“My assistant and I were putting together this podcast episode about positive vaccination stories. I asked her to reach out to people we interviewed months ago who had long-term COVID effects. First, we wanted to see how they are doing, and second, if they’ve been vaccinated, have they seen any improvement or symptoms? So my assistant has a difficult conversation with one woman because the lady isn’t doing better. She is doing worse than when we first spoke with her, and she said, ‘I’m really worried.’ I’ve been very affected by the interview because this person is not doing well and I feel bad about even having asked how she was doing because there’s nothing we can do for that person to alleviate her symptoms.

I dealt with a similar thing when I used to report on refugees when I was in Central America. A lot of time, they come to you as the journalist and have outsized expectations about what speaking to you will mean for them individually. That can be difficult work because you want to have a story to tell, so you have to have people talk to you. But you also have to walk this line to have them understand that like, ‘I’m not the U.S. government. I’m not a fairy godfather who shows up and gets you across the border or fixes your COVID symptoms.’ So I have to stay far enough apart from the individuals to do this job, but at the same time, I have to also approach what they’re going through with empathy and compassion and be respectful of it.” 

“I’m good at diagnosing problems without finding solutions. And I think I become more aware of how I’m feeling about that in the moments when I’m interviewing or editing for the podcasts I create. So I try to find some kind of balance, and if I can’t find it professionally, I try to create it in my personal life. When I was doing a lot of reporting on refugees at the border with COVID happening, the work was difficult and heavy. I had to be really mindful about how that affected me because I can’t spend all my time working and reporting and talking to people about those things and not have it imprint on me in some way. It will change you as a person. And I need to be cognizant about how I’m balancing that.
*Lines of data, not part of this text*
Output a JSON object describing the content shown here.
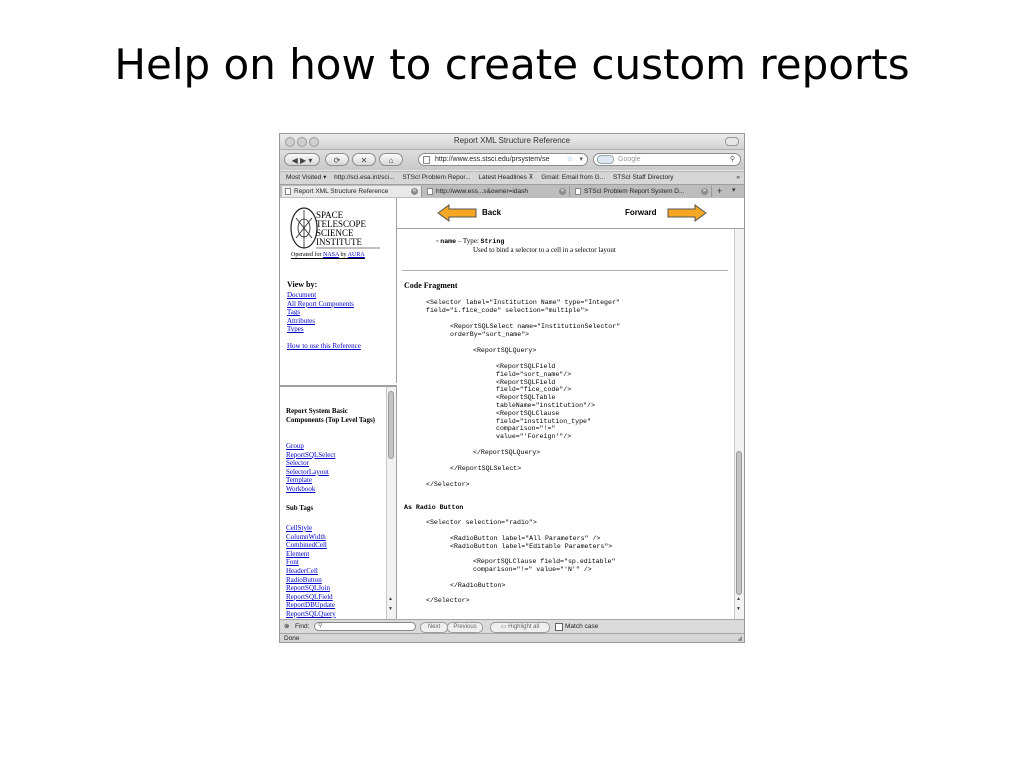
{
  "slide": {
    "title": "Help on how to create custom reports"
  },
  "window": {
    "title": "Report XML Structure Reference"
  },
  "toolbar": {
    "url": "http://www.ess.stsci.edu/prsystem/se",
    "search_placeholder": "Google"
  },
  "bookmarks": [
    "Most Visited ▾",
    "http://sci.esa.int/sci...",
    "STScI Problem Repor...",
    "Latest Headlines ⊼",
    "Gmail: Email from G...",
    "STScI Staff Directory",
    "»"
  ],
  "tabs": [
    "Report XML Structure Reference",
    "http://www.ess...s&owner=idash",
    "STScI Problem Report System D..."
  ],
  "logo": {
    "lines": [
      "SPACE",
      "TELESCOPE",
      "SCIENCE",
      "INSTITUTE"
    ],
    "operated_prefix": "Operated for ",
    "nasa": "NASA",
    "by": " by ",
    "aura": "AURA"
  },
  "sidebar": {
    "view_by": "View by:",
    "view_links": [
      "Document",
      "All Report Components",
      "Tags",
      "Attributes",
      "Types"
    ],
    "how_to_use": "How to use this Reference",
    "basic_heading": "Report System Basic Components (Top Level Tags)",
    "basic_links": [
      "Group",
      "ReportSQLSelect",
      "Selector",
      "SelectorLayout",
      "Template",
      "Workbook"
    ],
    "sub_heading": "Sub Tags",
    "sub_links": [
      "CellStyle",
      "ColumnWidth",
      "CombinedCell",
      "Element",
      "Font",
      "HeaderCell",
      "RadioButton",
      "ReportSQLJoin",
      "ReportSQLField",
      "ReportDBUpdate",
      "ReportSQLQuery"
    ]
  },
  "nav": {
    "back": "Back",
    "forward": "Forward"
  },
  "main": {
    "attr_name": "name",
    "attr_dash": " – Type: ",
    "attr_type": "String",
    "attr_desc": "Used to bind a selector to a cell in a selector layout",
    "code_fragment_heading": "Code Fragment",
    "code_1": "<Selector label=\"Institution Name\" type=\"Integer\"\nfield=\"i.fice_code\" selection=\"multiple\">",
    "code_2": "<ReportSQLSelect name=\"InstitutionSelector\"\norderBy=\"sort_name\">",
    "code_3": "<ReportSQLQuery>",
    "code_4": "<ReportSQLField\nfield=\"sort_name\"/>\n<ReportSQLField\nfield=\"fice_code\"/>\n<ReportSQLTable\ntableName=\"institution\"/>\n<ReportSQLClause\nfield=\"institution_type\"\ncomparison=\"!=\"\nvalue=\"'Foreign'\"/>",
    "code_5": "</ReportSQLQuery>",
    "code_6": "</ReportSQLSelect>",
    "code_7": "</Selector>",
    "radio_heading": "As Radio Button",
    "code_8": "<Selector selection=\"radio\">",
    "code_9": "<RadioButton label=\"All Parameters\" />\n<RadioButton label=\"Editable Parameters\">",
    "code_10": "<ReportSQLClause field=\"sp.editable\"\ncomparison=\"!=\" value=\"'N'\" />",
    "code_11": "</RadioButton>",
    "code_12": "</Selector>"
  },
  "find_bar": {
    "label": "Find:",
    "next": "Next",
    "previous": "Previous",
    "highlight": "Highlight all",
    "match_case": "Match case"
  },
  "status": "Done"
}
There’s an old line that says, ‘if you gaze long into an abyss, the abyss also gazes into you.’ That’s why I’m focused on the next project I’m planning in the future. I want it to be something joyful, because I’ve done work that’s very serious and heavy. Part of me is addicted to the gravitas that comes with that kind of work, but as I’ve gotten older, I’m becoming more aware about how important it is to spend your time doing the work you like. Put it this way — I’m going to give peace a chance and try to do something more joyful to see how that feels.”

Here’s a link to one of the refugee stories Zach did via Los Angeles Times: 

Here’s a link to the episode Zach and the Just Humans Production did about positive outcomes frm vaccines: